_WHAT YOU HAVE TO DO_
Send every record back word for word.
=== RECORDS SHOWN ===
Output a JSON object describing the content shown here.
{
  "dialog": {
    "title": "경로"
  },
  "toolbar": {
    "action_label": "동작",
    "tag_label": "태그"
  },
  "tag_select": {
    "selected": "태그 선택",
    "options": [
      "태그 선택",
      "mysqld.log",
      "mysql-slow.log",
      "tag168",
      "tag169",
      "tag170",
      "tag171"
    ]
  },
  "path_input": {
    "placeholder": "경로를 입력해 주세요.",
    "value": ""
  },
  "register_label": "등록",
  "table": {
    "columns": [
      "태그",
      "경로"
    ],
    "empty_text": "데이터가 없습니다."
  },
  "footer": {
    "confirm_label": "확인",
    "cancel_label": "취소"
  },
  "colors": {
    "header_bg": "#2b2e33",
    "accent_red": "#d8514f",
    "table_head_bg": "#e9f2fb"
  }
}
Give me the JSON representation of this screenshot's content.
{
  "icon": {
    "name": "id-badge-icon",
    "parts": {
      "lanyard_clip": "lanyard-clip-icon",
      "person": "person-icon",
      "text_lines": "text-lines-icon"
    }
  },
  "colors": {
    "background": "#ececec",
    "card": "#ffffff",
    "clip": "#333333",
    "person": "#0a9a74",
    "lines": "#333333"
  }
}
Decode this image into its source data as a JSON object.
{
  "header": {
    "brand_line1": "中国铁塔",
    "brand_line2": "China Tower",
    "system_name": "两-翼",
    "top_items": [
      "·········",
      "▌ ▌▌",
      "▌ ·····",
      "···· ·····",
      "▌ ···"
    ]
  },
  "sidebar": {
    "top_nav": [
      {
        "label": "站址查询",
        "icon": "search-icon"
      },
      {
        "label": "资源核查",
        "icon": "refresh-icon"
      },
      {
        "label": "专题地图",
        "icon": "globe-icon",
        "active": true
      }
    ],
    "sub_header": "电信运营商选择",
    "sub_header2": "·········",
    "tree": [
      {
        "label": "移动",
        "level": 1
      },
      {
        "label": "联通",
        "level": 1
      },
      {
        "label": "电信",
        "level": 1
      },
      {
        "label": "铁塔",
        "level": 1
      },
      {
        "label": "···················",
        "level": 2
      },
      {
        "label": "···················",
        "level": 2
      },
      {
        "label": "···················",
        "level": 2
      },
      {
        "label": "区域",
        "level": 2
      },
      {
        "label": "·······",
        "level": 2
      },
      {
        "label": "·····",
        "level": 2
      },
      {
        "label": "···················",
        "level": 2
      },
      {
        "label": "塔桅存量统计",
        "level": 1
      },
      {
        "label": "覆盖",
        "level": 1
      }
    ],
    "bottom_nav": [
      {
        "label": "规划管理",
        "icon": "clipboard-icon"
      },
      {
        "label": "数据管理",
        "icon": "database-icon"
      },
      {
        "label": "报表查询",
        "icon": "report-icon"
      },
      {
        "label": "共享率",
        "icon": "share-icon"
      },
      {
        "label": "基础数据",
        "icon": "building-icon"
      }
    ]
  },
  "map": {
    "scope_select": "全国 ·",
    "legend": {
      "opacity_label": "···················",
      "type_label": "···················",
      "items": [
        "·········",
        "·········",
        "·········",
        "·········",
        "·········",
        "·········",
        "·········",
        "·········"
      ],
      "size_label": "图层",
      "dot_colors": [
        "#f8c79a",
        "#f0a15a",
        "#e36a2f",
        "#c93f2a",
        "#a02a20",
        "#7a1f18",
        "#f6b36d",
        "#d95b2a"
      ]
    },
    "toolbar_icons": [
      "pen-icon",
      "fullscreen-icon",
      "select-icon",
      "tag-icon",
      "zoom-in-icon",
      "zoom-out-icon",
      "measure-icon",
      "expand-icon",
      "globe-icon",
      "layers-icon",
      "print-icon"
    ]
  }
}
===
_EXERCISE OUTPUT_
Output a JSON object describing the content shown here.
{
  "dialog": {
    "title": "경로"
  },
  "toolbar": {
    "action_label": "동작",
    "tag_label": "태그"
  },
  "tag_select": {
    "selected": "태그 선택",
    "options": [
      "태그 선택",
      "mysqld.log",
      "mysql-slow.log",
      "tag168",
      "tag169",
      "tag170",
      "tag171"
    ]
  },
  "path_input": {
    "placeholder": "경로를 입력해 주세요.",
    "value": ""
  },
  "register_label": "등록",
  "table": {
    "columns": [
      "태그",
      "경로"
    ],
    "empty_text": "데이터가 없습니다."
  },
  "footer": {
    "confirm_label": "확인",
    "cancel_label": "취소"
  },
  "colors": {
    "header_bg": "#2b2e33",
    "accent_red": "#d8514f",
    "table_head_bg": "#e9f2fb"
  }
}
Give me the JSON representation of this screenshot's content.
{
  "icon": {
    "name": "id-badge-icon",
    "parts": {
      "lanyard_clip": "lanyard-clip-icon",
      "person": "person-icon",
      "text_lines": "text-lines-icon"
    }
  },
  "colors": {
    "background": "#ececec",
    "card": "#ffffff",
    "clip": "#333333",
    "person": "#0a9a74",
    "lines": "#333333"
  }
}
Decode this image into its source data as a JSON object.
{
  "header": {
    "brand_line1": "中国铁塔",
    "brand_line2": "China Tower",
    "system_name": "两-翼",
    "top_items": [
      "·········",
      "▌ ▌▌",
      "▌ ·····",
      "···· ·····",
      "▌ ···"
    ]
  },
  "sidebar": {
    "top_nav": [
      {
        "label": "站址查询",
        "icon": "search-icon"
      },
      {
        "label": "资源核查",
        "icon": "refresh-icon"
      },
      {
        "label": "专题地图",
        "icon": "globe-icon",
        "active": true
      }
    ],
    "sub_header": "电信运营商选择",
    "sub_header2": "·········",
    "tree": [
      {
        "label": "移动",
        "level": 1
      },
      {
        "label": "联通",
        "level": 1
      },
      {
        "label": "电信",
        "level": 1
      },
      {
        "label": "铁塔",
        "level": 1
      },
      {
        "label": "···················",
        "level": 2
      },
      {
        "label": "···················",
        "level": 2
      },
      {
        "label": "···················",
        "level": 2
      },
      {
        "label": "区域",
        "level": 2
      },
      {
        "label": "·······",
        "level": 2
      },
      {
        "label": "·····",
        "level": 2
      },
      {
        "label": "···················",
        "level": 2
      },
      {
        "label": "塔桅存量统计",
        "level": 1
      },
      {
        "label": "覆盖",
        "level": 1
      }
    ],
    "bottom_nav": [
      {
        "label": "规划管理",
        "icon": "clipboard-icon"
      },
      {
        "label": "数据管理",
        "icon": "database-icon"
      },
      {
        "label": "报表查询",
        "icon": "report-icon"
      },
      {
        "label": "共享率",
        "icon": "share-icon"
      },
      {
        "label": "基础数据",
        "icon": "building-icon"
      }
    ]
  },
  "map": {
    "scope_select": "全国 ·",
    "legend": {
      "opacity_label": "···················",
      "type_label": "···················",
      "items": [
        "·········",
        "·········",
        "·········",
        "·········",
        "·········",
        "·········",
        "·········",
        "·········"
      ],
      "size_label": "图层",
      "dot_colors": [
        "#f8c79a",
        "#f0a15a",
        "#e36a2f",
        "#c93f2a",
        "#a02a20",
        "#7a1f18",
        "#f6b36d",
        "#d95b2a"
      ]
    },
    "toolbar_icons": [
      "pen-icon",
      "fullscreen-icon",
      "select-icon",
      "tag-icon",
      "zoom-in-icon",
      "zoom-out-icon",
      "measure-icon",
      "expand-icon",
      "globe-icon",
      "layers-icon",
      "print-icon"
    ]
  }
}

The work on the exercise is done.